## WORK INSTRUCTION
Would you reproduce every record exactly, leaving out the pictures?

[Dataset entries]
++++++++

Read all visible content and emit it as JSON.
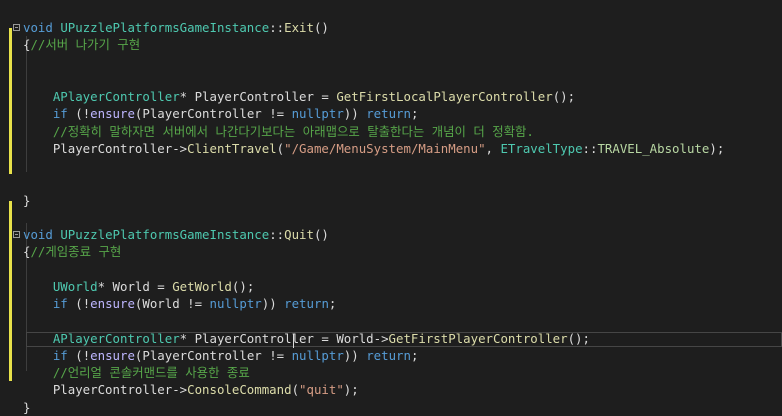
{
  "editor": {
    "lines": [
      {
        "segments": [
          {
            "c": "kw",
            "t": "void"
          },
          {
            "c": "tx",
            "t": " "
          },
          {
            "c": "ty",
            "t": "UPuzzlePlatformsGameInstance"
          },
          {
            "c": "tx",
            "t": "::"
          },
          {
            "c": "fn",
            "t": "Exit"
          },
          {
            "c": "tx",
            "t": "()"
          }
        ]
      },
      {
        "segments": [
          {
            "c": "tx",
            "t": "{"
          },
          {
            "c": "cm",
            "t": "//서버 나가기 구현"
          }
        ]
      },
      {
        "segments": []
      },
      {
        "segments": []
      },
      {
        "segments": [
          {
            "c": "tx",
            "t": "    "
          },
          {
            "c": "ty",
            "t": "APlayerController"
          },
          {
            "c": "tx",
            "t": "* "
          },
          {
            "c": "tx",
            "t": "PlayerController"
          },
          {
            "c": "tx",
            "t": " = "
          },
          {
            "c": "fn",
            "t": "GetFirstLocalPlayerController"
          },
          {
            "c": "tx",
            "t": "();"
          }
        ]
      },
      {
        "segments": [
          {
            "c": "tx",
            "t": "    "
          },
          {
            "c": "kw",
            "t": "if"
          },
          {
            "c": "tx",
            "t": " ("
          },
          {
            "c": "tx",
            "t": "!"
          },
          {
            "c": "mc",
            "t": "ensure"
          },
          {
            "c": "tx",
            "t": "(PlayerController != "
          },
          {
            "c": "kw",
            "t": "nullptr"
          },
          {
            "c": "tx",
            "t": ")) "
          },
          {
            "c": "kw",
            "t": "return"
          },
          {
            "c": "tx",
            "t": ";"
          }
        ]
      },
      {
        "segments": [
          {
            "c": "tx",
            "t": "    "
          },
          {
            "c": "cm",
            "t": "//정확히 말하자면 서버에서 나간다기보다는 아래맵으로 탈출한다는 개념이 더 정확함."
          }
        ]
      },
      {
        "segments": [
          {
            "c": "tx",
            "t": "    "
          },
          {
            "c": "tx",
            "t": "PlayerController->"
          },
          {
            "c": "fn",
            "t": "ClientTravel"
          },
          {
            "c": "tx",
            "t": "("
          },
          {
            "c": "st",
            "t": "\"/Game/MenuSystem/MainMenu\""
          },
          {
            "c": "tx",
            "t": ", "
          },
          {
            "c": "ty",
            "t": "ETravelType"
          },
          {
            "c": "tx",
            "t": "::"
          },
          {
            "c": "en",
            "t": "TRAVEL_Absolute"
          },
          {
            "c": "tx",
            "t": ");"
          }
        ]
      },
      {
        "segments": []
      },
      {
        "segments": []
      },
      {
        "segments": [
          {
            "c": "tx",
            "t": "}"
          }
        ]
      },
      {
        "segments": []
      },
      {
        "segments": [
          {
            "c": "kw",
            "t": "void"
          },
          {
            "c": "tx",
            "t": " "
          },
          {
            "c": "ty",
            "t": "UPuzzlePlatformsGameInstance"
          },
          {
            "c": "tx",
            "t": "::"
          },
          {
            "c": "fn",
            "t": "Quit"
          },
          {
            "c": "tx",
            "t": "()"
          }
        ]
      },
      {
        "segments": [
          {
            "c": "tx",
            "t": "{"
          },
          {
            "c": "cm",
            "t": "//게임종료 구현"
          }
        ]
      },
      {
        "segments": []
      },
      {
        "segments": [
          {
            "c": "tx",
            "t": "    "
          },
          {
            "c": "ty",
            "t": "UWorld"
          },
          {
            "c": "tx",
            "t": "* World = "
          },
          {
            "c": "fn",
            "t": "GetWorld"
          },
          {
            "c": "tx",
            "t": "();"
          }
        ]
      },
      {
        "segments": [
          {
            "c": "tx",
            "t": "    "
          },
          {
            "c": "kw",
            "t": "if"
          },
          {
            "c": "tx",
            "t": " ("
          },
          {
            "c": "tx",
            "t": "!"
          },
          {
            "c": "mc",
            "t": "ensure"
          },
          {
            "c": "tx",
            "t": "(World != "
          },
          {
            "c": "kw",
            "t": "nullptr"
          },
          {
            "c": "tx",
            "t": ")) "
          },
          {
            "c": "kw",
            "t": "return"
          },
          {
            "c": "tx",
            "t": ";"
          }
        ]
      },
      {
        "segments": []
      },
      {
        "segments": [
          {
            "c": "tx",
            "t": "    "
          },
          {
            "c": "ty",
            "t": "APlayerController"
          },
          {
            "c": "tx",
            "t": "* PlayerController = World->"
          },
          {
            "c": "fn",
            "t": "GetFirstPlayerController"
          },
          {
            "c": "tx",
            "t": "();"
          }
        ]
      },
      {
        "segments": [
          {
            "c": "tx",
            "t": "    "
          },
          {
            "c": "kw",
            "t": "if"
          },
          {
            "c": "tx",
            "t": " ("
          },
          {
            "c": "tx",
            "t": "!"
          },
          {
            "c": "mc",
            "t": "ensure"
          },
          {
            "c": "tx",
            "t": "(PlayerController != "
          },
          {
            "c": "kw",
            "t": "nullptr"
          },
          {
            "c": "tx",
            "t": ")) "
          },
          {
            "c": "kw",
            "t": "return"
          },
          {
            "c": "tx",
            "t": ";"
          }
        ]
      },
      {
        "segments": [
          {
            "c": "tx",
            "t": "    "
          },
          {
            "c": "cm",
            "t": "//언리얼 콘솔커맨드를 사용한 종료"
          }
        ]
      },
      {
        "segments": [
          {
            "c": "tx",
            "t": "    "
          },
          {
            "c": "tx",
            "t": "PlayerController->"
          },
          {
            "c": "fn",
            "t": "ConsoleCommand"
          },
          {
            "c": "tx",
            "t": "("
          },
          {
            "c": "st",
            "t": "\"quit\""
          },
          {
            "c": "tx",
            "t": ");"
          }
        ]
      },
      {
        "segments": [
          {
            "c": "tx",
            "t": "}"
          }
        ]
      }
    ]
  }
}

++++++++

## TASK OUTPUT
Read all visible content and emit it as JSON.
{
  "editor": {
    "lines": [
      {
        "segments": [
          {
            "c": "kw",
            "t": "void"
          },
          {
            "c": "tx",
            "t": " "
          },
          {
            "c": "ty",
            "t": "UPuzzlePlatformsGameInstance"
          },
          {
            "c": "tx",
            "t": "::"
          },
          {
            "c": "fn",
            "t": "Exit"
          },
          {
            "c": "tx",
            "t": "()"
          }
        ]
      },
      {
        "segments": [
          {
            "c": "tx",
            "t": "{"
          },
          {
            "c": "cm",
            "t": "//서버 나가기 구현"
          }
        ]
      },
      {
        "segments": []
      },
      {
        "segments": []
      },
      {
        "segments": [
          {
            "c": "tx",
            "t": "    "
          },
          {
            "c": "ty",
            "t": "APlayerController"
          },
          {
            "c": "tx",
            "t": "* "
          },
          {
            "c": "tx",
            "t": "PlayerController"
          },
          {
            "c": "tx",
            "t": " = "
          },
          {
            "c": "fn",
            "t": "GetFirstLocalPlayerController"
          },
          {
            "c": "tx",
            "t": "();"
          }
        ]
      },
      {
        "segments": [
          {
            "c": "tx",
            "t": "    "
          },
          {
            "c": "kw",
            "t": "if"
          },
          {
            "c": "tx",
            "t": " ("
          },
          {
            "c": "tx",
            "t": "!"
          },
          {
            "c": "mc",
            "t": "ensure"
          },
          {
            "c": "tx",
            "t": "(PlayerController != "
          },
          {
            "c": "kw",
            "t": "nullptr"
          },
          {
            "c": "tx",
            "t": ")) "
          },
          {
            "c": "kw",
            "t": "return"
          },
          {
            "c": "tx",
            "t": ";"
          }
        ]
      },
      {
        "segments": [
          {
            "c": "tx",
            "t": "    "
          },
          {
            "c": "cm",
            "t": "//정확히 말하자면 서버에서 나간다기보다는 아래맵으로 탈출한다는 개념이 더 정확함."
          }
        ]
      },
      {
        "segments": [
          {
            "c": "tx",
            "t": "    "
          },
          {
            "c": "tx",
            "t": "PlayerController->"
          },
          {
            "c": "fn",
            "t": "ClientTravel"
          },
          {
            "c": "tx",
            "t": "("
          },
          {
            "c": "st",
            "t": "\"/Game/MenuSystem/MainMenu\""
          },
          {
            "c": "tx",
            "t": ", "
          },
          {
            "c": "ty",
            "t": "ETravelType"
          },
          {
            "c": "tx",
            "t": "::"
          },
          {
            "c": "en",
            "t": "TRAVEL_Absolute"
          },
          {
            "c": "tx",
            "t": ");"
          }
        ]
      },
      {
        "segments": []
      },
      {
        "segments": []
      },
      {
        "segments": [
          {
            "c": "tx",
            "t": "}"
          }
        ]
      },
      {
        "segments": []
      },
      {
        "segments": [
          {
            "c": "kw",
            "t": "void"
          },
          {
            "c": "tx",
            "t": " "
          },
          {
            "c": "ty",
            "t": "UPuzzlePlatformsGameInstance"
          },
          {
            "c": "tx",
            "t": "::"
          },
          {
            "c": "fn",
            "t": "Quit"
          },
          {
            "c": "tx",
            "t": "()"
          }
        ]
      },
      {
        "segments": [
          {
            "c": "tx",
            "t": "{"
          },
          {
            "c": "cm",
            "t": "//게임종료 구현"
          }
        ]
      },
      {
        "segments": []
      },
      {
        "segments": [
          {
            "c": "tx",
            "t": "    "
          },
          {
            "c": "ty",
            "t": "UWorld"
          },
          {
            "c": "tx",
            "t": "* World = "
          },
          {
            "c": "fn",
            "t": "GetWorld"
          },
          {
            "c": "tx",
            "t": "();"
          }
        ]
      },
      {
        "segments": [
          {
            "c": "tx",
            "t": "    "
          },
          {
            "c": "kw",
            "t": "if"
          },
          {
            "c": "tx",
            "t": " ("
          },
          {
            "c": "tx",
            "t": "!"
          },
          {
            "c": "mc",
            "t": "ensure"
          },
          {
            "c": "tx",
            "t": "(World != "
          },
          {
            "c": "kw",
            "t": "nullptr"
          },
          {
            "c": "tx",
            "t": ")) "
          },
          {
            "c": "kw",
            "t": "return"
          },
          {
            "c": "tx",
            "t": ";"
          }
        ]
      },
      {
        "segments": []
      },
      {
        "segments": [
          {
            "c": "tx",
            "t": "    "
          },
          {
            "c": "ty",
            "t": "APlayerController"
          },
          {
            "c": "tx",
            "t": "* PlayerController = World->"
          },
          {
            "c": "fn",
            "t": "GetFirstPlayerController"
          },
          {
            "c": "tx",
            "t": "();"
          }
        ]
      },
      {
        "segments": [
          {
            "c": "tx",
            "t": "    "
          },
          {
            "c": "kw",
            "t": "if"
          },
          {
            "c": "tx",
            "t": " ("
          },
          {
            "c": "tx",
            "t": "!"
          },
          {
            "c": "mc",
            "t": "ensure"
          },
          {
            "c": "tx",
            "t": "(PlayerController != "
          },
          {
            "c": "kw",
            "t": "nullptr"
          },
          {
            "c": "tx",
            "t": ")) "
          },
          {
            "c": "kw",
            "t": "return"
          },
          {
            "c": "tx",
            "t": ";"
          }
        ]
      },
      {
        "segments": [
          {
            "c": "tx",
            "t": "    "
          },
          {
            "c": "cm",
            "t": "//언리얼 콘솔커맨드를 사용한 종료"
          }
        ]
      },
      {
        "segments": [
          {
            "c": "tx",
            "t": "    "
          },
          {
            "c": "tx",
            "t": "PlayerController->"
          },
          {
            "c": "fn",
            "t": "ConsoleCommand"
          },
          {
            "c": "tx",
            "t": "("
          },
          {
            "c": "st",
            "t": "\"quit\""
          },
          {
            "c": "tx",
            "t": ");"
          }
        ]
      },
      {
        "segments": [
          {
            "c": "tx",
            "t": "}"
          }
        ]
      }
    ]
  }
}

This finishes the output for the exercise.